Iteration cycle bottleneck
Sharma described a “fundamental bottleneck” when it comes to iteration cycles for developing artificial intelligence (AI) systems. Across 90% of enterprises, it can take months for each iteration — and time-to-deployment becomes significant when you consider that each model can go through 50 to 100 iterations, he said.
“It’s really hard to convert labeled data into production AI models,” said Sharma. “It’s easy to create prototypes, but it’s very hard to convert those models into production.”
Some Labelbox customers have been able to deploy models in 3 to 6 months, although he pointed out that not all use cases are the same. “Some of the use cases are really hard, amazing longtail edge cases that teams continue to chase,” he said.
However, generally speaking, companies are thinking at higher levels and gaining an understanding of how to use the right technologies and products to more quickly iterate their models and get them into production.
“All spectrums of engineering over the years have benefited from faster iteration,” said Sharma. As examples, he mentioned biotechnology, self-driving cars and rocketry. “The best companies in these segments are the ones that have been able to rapidly integrate their products and bring them to market — especially (those companies) that are highly innovative.”
Still, while speed-to-implementation can be critical, it must be thoughtfully balanced with customer needs and general safety and privacy concerns (particularly with self-driving cars or banking applications, for instance).
“There certainly needs to be checks and balances put into place where teams are ensuring they can test their models before they go into production,” said Sharma.
Accelerating the data engine flywheel
Sharma described four “major steps” in the workflow of the modern data engine.
The first is data creation and the identification of the “right data” to increase model performance.
The second is data labeling, which includes both human and programmatic labeling. Depending on their use case, teams have to decide which strategies to exploit, he said.
The third and fourth steps, respectively, are training, then testing and evaluating. Engineering teams work to improve data quality — that is, establishing what’s referred to as “the ground truth” — identifing the “right data” in the unlabeled space that should be labeled; and performing required “surgery” such as changing parameters or hyper-parameters.
“The power of this data engine is that once you get it set up in an organized way, there’s no stopping it,” said Sharma. The application is producing data, getting it labeled, models are being retrained, all of this building a “flywheel” whose value compounds over time.
And many companies want to build this flywheel as quickly as possible, he said — which means using the best possible labeled data, not necessarily training models on all available data.
The future of AI is still supervised
One of the most interesting things going on now in the AI space is the “reinvention” of natural language processing (NLP), said Sharma.
Chatbots had a hype-and-bust cycle, but now with the emergence of GPT-3 and BERT, more organizations are embedding NLP models into everyday internal experiences or customer engagements. These models can mimic human behaviors very quickly with much less data than before.
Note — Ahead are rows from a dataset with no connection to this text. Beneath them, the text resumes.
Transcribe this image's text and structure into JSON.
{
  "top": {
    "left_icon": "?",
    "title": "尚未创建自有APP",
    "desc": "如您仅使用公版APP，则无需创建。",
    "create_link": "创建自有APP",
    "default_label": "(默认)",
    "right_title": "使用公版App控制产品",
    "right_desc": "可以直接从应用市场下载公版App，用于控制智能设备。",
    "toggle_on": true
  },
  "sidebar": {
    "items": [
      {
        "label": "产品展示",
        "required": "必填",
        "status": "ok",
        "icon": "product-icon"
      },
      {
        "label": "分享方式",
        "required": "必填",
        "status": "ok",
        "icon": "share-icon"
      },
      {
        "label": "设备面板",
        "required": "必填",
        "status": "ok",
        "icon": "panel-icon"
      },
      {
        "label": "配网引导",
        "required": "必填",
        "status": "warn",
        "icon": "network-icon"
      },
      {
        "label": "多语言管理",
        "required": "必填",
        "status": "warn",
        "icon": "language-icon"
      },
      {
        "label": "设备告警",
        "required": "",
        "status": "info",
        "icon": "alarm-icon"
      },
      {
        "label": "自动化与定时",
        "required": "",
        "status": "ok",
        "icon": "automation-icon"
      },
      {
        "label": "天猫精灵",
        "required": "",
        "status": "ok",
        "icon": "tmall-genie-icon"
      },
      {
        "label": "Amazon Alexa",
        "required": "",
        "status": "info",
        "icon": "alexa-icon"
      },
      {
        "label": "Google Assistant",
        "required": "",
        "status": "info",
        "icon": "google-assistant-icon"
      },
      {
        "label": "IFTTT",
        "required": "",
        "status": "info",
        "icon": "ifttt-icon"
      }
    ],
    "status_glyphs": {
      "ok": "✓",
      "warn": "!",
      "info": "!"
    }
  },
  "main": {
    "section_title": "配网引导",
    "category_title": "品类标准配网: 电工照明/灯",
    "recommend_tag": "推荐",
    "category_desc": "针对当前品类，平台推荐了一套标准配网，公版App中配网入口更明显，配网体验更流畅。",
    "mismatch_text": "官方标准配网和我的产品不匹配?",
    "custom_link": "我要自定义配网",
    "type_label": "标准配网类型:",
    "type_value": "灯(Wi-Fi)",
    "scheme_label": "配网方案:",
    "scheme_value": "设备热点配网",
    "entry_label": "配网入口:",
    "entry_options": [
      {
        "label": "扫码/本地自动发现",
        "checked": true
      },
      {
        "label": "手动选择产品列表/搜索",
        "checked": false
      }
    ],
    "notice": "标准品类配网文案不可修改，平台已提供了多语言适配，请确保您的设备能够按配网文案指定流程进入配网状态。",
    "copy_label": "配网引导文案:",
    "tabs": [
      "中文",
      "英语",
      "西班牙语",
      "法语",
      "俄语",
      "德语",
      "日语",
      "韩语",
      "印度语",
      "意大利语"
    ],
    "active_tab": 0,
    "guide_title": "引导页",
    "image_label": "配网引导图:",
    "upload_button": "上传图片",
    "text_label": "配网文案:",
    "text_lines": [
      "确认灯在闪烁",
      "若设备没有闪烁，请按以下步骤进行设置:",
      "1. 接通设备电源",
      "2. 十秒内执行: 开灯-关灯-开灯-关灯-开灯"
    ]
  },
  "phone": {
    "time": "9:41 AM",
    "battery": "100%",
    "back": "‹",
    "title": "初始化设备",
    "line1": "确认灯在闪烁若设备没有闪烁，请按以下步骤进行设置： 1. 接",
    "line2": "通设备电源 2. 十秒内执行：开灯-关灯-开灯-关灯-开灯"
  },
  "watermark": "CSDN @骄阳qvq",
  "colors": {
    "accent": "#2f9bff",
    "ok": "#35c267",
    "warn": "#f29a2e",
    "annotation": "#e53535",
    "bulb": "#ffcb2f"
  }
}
“The limit is endless here for sure,” said Sharma.
Meanwhile, supervision is here to stay, he said.
He described supervision as any act that has humans intervening with or instructing a computer during the modeling process. This can include engineers selecting the right data and feeding it to a model, performing any type of labeling, or determining edge cases.
“We always want to make sure that models are making the right decisions for us, that they are always aligned with a company’s interest and they’re reflecting a company’s values,” said Sharma. “From that perspective, [supervised learning] is going to be here for a long time.”